Dataset rows describing interfaces:
=-=-=-=-=

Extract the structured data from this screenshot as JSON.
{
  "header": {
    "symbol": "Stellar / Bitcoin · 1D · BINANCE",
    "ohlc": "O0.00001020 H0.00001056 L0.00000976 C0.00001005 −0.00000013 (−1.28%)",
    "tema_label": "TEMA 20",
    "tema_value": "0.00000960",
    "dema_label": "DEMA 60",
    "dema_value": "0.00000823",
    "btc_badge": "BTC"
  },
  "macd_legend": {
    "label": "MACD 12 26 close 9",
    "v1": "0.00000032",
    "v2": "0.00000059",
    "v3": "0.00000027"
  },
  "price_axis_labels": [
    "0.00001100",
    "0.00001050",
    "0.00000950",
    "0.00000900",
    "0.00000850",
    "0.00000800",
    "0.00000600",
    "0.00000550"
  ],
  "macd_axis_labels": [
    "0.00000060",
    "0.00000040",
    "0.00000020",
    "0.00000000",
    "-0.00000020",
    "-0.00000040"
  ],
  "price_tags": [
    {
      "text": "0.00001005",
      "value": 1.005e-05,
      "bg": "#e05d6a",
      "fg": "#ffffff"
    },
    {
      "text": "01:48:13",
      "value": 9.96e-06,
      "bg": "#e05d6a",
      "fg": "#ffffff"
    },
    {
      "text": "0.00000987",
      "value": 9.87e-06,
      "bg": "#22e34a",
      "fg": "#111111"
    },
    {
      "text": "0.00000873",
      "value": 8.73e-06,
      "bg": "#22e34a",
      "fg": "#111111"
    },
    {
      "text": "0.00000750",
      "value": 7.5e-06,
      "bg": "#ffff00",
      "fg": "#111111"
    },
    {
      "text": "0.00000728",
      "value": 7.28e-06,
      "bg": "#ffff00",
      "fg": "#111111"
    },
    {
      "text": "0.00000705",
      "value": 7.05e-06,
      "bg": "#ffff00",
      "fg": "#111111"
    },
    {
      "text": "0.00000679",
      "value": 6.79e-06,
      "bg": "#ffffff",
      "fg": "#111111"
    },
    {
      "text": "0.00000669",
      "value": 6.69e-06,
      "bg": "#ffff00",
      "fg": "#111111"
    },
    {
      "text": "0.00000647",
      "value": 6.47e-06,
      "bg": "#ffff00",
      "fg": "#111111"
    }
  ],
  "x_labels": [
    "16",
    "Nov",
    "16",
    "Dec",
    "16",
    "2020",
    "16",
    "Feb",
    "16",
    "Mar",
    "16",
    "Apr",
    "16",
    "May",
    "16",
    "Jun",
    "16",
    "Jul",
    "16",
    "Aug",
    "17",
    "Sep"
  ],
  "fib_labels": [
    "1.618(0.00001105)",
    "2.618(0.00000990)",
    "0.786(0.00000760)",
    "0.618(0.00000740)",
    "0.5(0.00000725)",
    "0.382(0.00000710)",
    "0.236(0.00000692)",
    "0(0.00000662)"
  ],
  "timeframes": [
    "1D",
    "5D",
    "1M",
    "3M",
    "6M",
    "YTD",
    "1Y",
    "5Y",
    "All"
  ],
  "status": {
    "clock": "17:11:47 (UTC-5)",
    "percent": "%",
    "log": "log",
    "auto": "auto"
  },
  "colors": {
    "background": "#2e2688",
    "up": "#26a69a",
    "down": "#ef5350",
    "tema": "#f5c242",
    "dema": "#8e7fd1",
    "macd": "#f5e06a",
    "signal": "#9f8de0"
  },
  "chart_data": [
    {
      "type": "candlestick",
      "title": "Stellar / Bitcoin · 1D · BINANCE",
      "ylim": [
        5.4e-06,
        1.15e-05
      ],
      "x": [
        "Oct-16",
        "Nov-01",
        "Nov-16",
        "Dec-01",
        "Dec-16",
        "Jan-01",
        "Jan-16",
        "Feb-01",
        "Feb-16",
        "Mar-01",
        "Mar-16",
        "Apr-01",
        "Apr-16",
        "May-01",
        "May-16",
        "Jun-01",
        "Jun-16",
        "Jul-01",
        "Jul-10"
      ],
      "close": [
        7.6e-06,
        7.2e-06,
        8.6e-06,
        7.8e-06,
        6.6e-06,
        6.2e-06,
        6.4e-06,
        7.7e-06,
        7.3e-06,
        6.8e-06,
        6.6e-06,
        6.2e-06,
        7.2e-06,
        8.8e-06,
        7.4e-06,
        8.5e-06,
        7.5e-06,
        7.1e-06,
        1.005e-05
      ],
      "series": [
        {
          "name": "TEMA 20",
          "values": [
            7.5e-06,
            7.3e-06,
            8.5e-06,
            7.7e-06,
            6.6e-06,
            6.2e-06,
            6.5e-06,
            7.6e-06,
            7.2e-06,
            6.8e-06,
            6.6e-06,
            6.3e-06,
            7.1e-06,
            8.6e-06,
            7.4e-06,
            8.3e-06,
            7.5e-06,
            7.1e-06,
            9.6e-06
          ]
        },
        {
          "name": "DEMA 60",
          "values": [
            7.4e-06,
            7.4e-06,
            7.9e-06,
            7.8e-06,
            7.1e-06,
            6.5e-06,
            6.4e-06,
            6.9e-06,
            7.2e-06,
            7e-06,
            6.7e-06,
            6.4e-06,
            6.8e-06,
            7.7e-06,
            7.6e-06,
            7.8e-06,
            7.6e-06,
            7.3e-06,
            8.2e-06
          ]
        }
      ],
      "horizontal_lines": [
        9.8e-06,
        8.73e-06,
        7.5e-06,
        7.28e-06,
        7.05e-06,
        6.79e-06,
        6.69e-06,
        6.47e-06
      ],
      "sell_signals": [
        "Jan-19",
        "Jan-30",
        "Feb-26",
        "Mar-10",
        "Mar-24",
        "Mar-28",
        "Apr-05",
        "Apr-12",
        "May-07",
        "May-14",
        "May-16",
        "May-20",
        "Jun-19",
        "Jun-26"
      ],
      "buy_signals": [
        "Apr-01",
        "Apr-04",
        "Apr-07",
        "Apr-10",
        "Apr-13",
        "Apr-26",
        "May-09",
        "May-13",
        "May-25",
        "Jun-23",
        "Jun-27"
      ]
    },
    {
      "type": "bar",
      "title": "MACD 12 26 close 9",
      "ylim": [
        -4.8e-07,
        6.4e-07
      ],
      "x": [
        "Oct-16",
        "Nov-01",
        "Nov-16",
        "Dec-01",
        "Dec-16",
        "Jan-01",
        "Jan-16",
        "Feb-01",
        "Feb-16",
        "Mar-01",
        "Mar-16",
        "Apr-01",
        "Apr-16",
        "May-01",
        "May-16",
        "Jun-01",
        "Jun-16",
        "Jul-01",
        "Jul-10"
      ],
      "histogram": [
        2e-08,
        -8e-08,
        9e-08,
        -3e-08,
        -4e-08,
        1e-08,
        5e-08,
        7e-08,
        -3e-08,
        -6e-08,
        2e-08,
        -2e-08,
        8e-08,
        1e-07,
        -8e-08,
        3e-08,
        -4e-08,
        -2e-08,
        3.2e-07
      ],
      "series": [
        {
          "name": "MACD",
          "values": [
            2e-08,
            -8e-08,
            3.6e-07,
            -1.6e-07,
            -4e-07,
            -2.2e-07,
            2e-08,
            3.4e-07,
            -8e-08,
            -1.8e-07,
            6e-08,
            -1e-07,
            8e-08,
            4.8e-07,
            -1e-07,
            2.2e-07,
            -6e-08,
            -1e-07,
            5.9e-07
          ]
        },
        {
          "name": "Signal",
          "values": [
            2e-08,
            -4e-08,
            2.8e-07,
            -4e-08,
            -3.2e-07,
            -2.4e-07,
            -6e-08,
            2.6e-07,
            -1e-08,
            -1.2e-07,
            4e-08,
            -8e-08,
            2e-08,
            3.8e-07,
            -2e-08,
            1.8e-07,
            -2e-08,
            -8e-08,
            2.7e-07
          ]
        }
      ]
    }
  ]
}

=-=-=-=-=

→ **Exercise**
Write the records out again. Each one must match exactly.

→ **Worked solution**
Extract the structured data from this screenshot as JSON.
{
  "header": {
    "symbol": "Stellar / Bitcoin · 1D · BINANCE",
    "ohlc": "O0.00001020 H0.00001056 L0.00000976 C0.00001005 −0.00000013 (−1.28%)",
    "tema_label": "TEMA 20",
    "tema_value": "0.00000960",
    "dema_label": "DEMA 60",
    "dema_value": "0.00000823",
    "btc_badge": "BTC"
  },
  "macd_legend": {
    "label": "MACD 12 26 close 9",
    "v1": "0.00000032",
    "v2": "0.00000059",
    "v3": "0.00000027"
  },
  "price_axis_labels": [
    "0.00001100",
    "0.00001050",
    "0.00000950",
    "0.00000900",
    "0.00000850",
    "0.00000800",
    "0.00000600",
    "0.00000550"
  ],
  "macd_axis_labels": [
    "0.00000060",
    "0.00000040",
    "0.00000020",
    "0.00000000",
    "-0.00000020",
    "-0.00000040"
  ],
  "price_tags": [
    {
      "text": "0.00001005",
      "value": 1.005e-05,
      "bg": "#e05d6a",
      "fg": "#ffffff"
    },
    {
      "text": "01:48:13",
      "value": 9.96e-06,
      "bg": "#e05d6a",
      "fg": "#ffffff"
    },
    {
      "text": "0.00000987",
      "value": 9.87e-06,
      "bg": "#22e34a",
      "fg": "#111111"
    },
    {
      "text": "0.00000873",
      "value": 8.73e-06,
      "bg": "#22e34a",
      "fg": "#111111"
    },
    {
      "text": "0.00000750",
      "value": 7.5e-06,
      "bg": "#ffff00",
      "fg": "#111111"
    },
    {
      "text": "0.00000728",
      "value": 7.28e-06,
      "bg": "#ffff00",
      "fg": "#111111"
    },
    {
      "text": "0.00000705",
      "value": 7.05e-06,
      "bg": "#ffff00",
      "fg": "#111111"
    },
    {
      "text": "0.00000679",
      "value": 6.79e-06,
      "bg": "#ffffff",
      "fg": "#111111"
    },
    {
      "text": "0.00000669",
      "value": 6.69e-06,
      "bg": "#ffff00",
      "fg": "#111111"
    },
    {
      "text": "0.00000647",
      "value": 6.47e-06,
      "bg": "#ffff00",
      "fg": "#111111"
    }
  ],
  "x_labels": [
    "16",
    "Nov",
    "16",
    "Dec",
    "16",
    "2020",
    "16",
    "Feb",
    "16",
    "Mar",
    "16",
    "Apr",
    "16",
    "May",
    "16",
    "Jun",
    "16",
    "Jul",
    "16",
    "Aug",
    "17",
    "Sep"
  ],
  "fib_labels": [
    "1.618(0.00001105)",
    "2.618(0.00000990)",
    "0.786(0.00000760)",
    "0.618(0.00000740)",
    "0.5(0.00000725)",
    "0.382(0.00000710)",
    "0.236(0.00000692)",
    "0(0.00000662)"
  ],
  "timeframes": [
    "1D",
    "5D",
    "1M",
    "3M",
    "6M",
    "YTD",
    "1Y",
    "5Y",
    "All"
  ],
  "status": {
    "clock": "17:11:47 (UTC-5)",
    "percent": "%",
    "log": "log",
    "auto": "auto"
  },
  "colors": {
    "background": "#2e2688",
    "up": "#26a69a",
    "down": "#ef5350",
    "tema": "#f5c242",
    "dema": "#8e7fd1",
    "macd": "#f5e06a",
    "signal": "#9f8de0"
  },
  "chart_data": [
    {
      "type": "candlestick",
      "title": "Stellar / Bitcoin · 1D · BINANCE",
      "ylim": [
        5.4e-06,
        1.15e-05
      ],
      "x": [
        "Oct-16",
        "Nov-01",
        "Nov-16",
        "Dec-01",
        "Dec-16",
        "Jan-01",
        "Jan-16",
        "Feb-01",
        "Feb-16",
        "Mar-01",
        "Mar-16",
        "Apr-01",
        "Apr-16",
        "May-01",
        "May-16",
        "Jun-01",
        "Jun-16",
        "Jul-01",
        "Jul-10"
      ],
      "close": [
        7.6e-06,
        7.2e-06,
        8.6e-06,
        7.8e-06,
        6.6e-06,
        6.2e-06,
        6.4e-06,
        7.7e-06,
        7.3e-06,
        6.8e-06,
        6.6e-06,
        6.2e-06,
        7.2e-06,
        8.8e-06,
        7.4e-06,
        8.5e-06,
        7.5e-06,
        7.1e-06,
        1.005e-05
      ],
      "series": [
        {
          "name": "TEMA 20",
          "values": [
            7.5e-06,
            7.3e-06,
            8.5e-06,
            7.7e-06,
            6.6e-06,
            6.2e-06,
            6.5e-06,
            7.6e-06,
            7.2e-06,
            6.8e-06,
            6.6e-06,
            6.3e-06,
            7.1e-06,
            8.6e-06,
            7.4e-06,
            8.3e-06,
            7.5e-06,
            7.1e-06,
            9.6e-06
          ]
        },
        {
          "name": "DEMA 60",
          "values": [
            7.4e-06,
            7.4e-06,
            7.9e-06,
            7.8e-06,
            7.1e-06,
            6.5e-06,
            6.4e-06,
            6.9e-06,
            7.2e-06,
            7e-06,
            6.7e-06,
            6.4e-06,
            6.8e-06,
            7.7e-06,
            7.6e-06,
            7.8e-06,
            7.6e-06,
            7.3e-06,
            8.2e-06
          ]
        }
      ],
      "horizontal_lines": [
        9.8e-06,
        8.73e-06,
        7.5e-06,
        7.28e-06,
        7.05e-06,
        6.79e-06,
        6.69e-06,
        6.47e-06
      ],
      "sell_signals": [
        "Jan-19",
        "Jan-30",
        "Feb-26",
        "Mar-10",
        "Mar-24",
        "Mar-28",
        "Apr-05",
        "Apr-12",
        "May-07",
        "May-14",
        "May-16",
        "May-20",
        "Jun-19",
        "Jun-26"
      ],
      "buy_signals": [
        "Apr-01",
        "Apr-04",
        "Apr-07",
        "Apr-10",
        "Apr-13",
        "Apr-26",
        "May-09",
        "May-13",
        "May-25",
        "Jun-23",
        "Jun-27"
      ]
    },
    {
      "type": "bar",
      "title": "MACD 12 26 close 9",
      "ylim": [
        -4.8e-07,
        6.4e-07
      ],
      "x": [
        "Oct-16",
        "Nov-01",
        "Nov-16",
        "Dec-01",
        "Dec-16",
        "Jan-01",
        "Jan-16",
        "Feb-01",
        "Feb-16",
        "Mar-01",
        "Mar-16",
        "Apr-01",
        "Apr-16",
        "May-01",
        "May-16",
        "Jun-01",
        "Jun-16",
        "Jul-01",
        "Jul-10"
      ],
      "histogram": [
        2e-08,
        -8e-08,
        9e-08,
        -3e-08,
        -4e-08,
        1e-08,
        5e-08,
        7e-08,
        -3e-08,
        -6e-08,
        2e-08,
        -2e-08,
        8e-08,
        1e-07,
        -8e-08,
        3e-08,
        -4e-08,
        -2e-08,
        3.2e-07
      ],
      "series": [
        {
          "name": "MACD",
          "values": [
            2e-08,
            -8e-08,
            3.6e-07,
            -1.6e-07,
            -4e-07,
            -2.2e-07,
            2e-08,
            3.4e-07,
            -8e-08,
            -1.8e-07,
            6e-08,
            -1e-07,
            8e-08,
            4.8e-07,
            -1e-07,
            2.2e-07,
            -6e-08,
            -1e-07,
            5.9e-07
          ]
        },
        {
          "name": "Signal",
          "values": [
            2e-08,
            -4e-08,
            2.8e-07,
            -4e-08,
            -3.2e-07,
            -2.4e-07,
            -6e-08,
            2.6e-07,
            -1e-08,
            -1.2e-07,
            4e-08,
            -8e-08,
            2e-08,
            3.8e-07,
            -2e-08,
            1.8e-07,
            -2e-08,
            -8e-08,
            2.7e-07
          ]
        }
      ]
    }
  ]
}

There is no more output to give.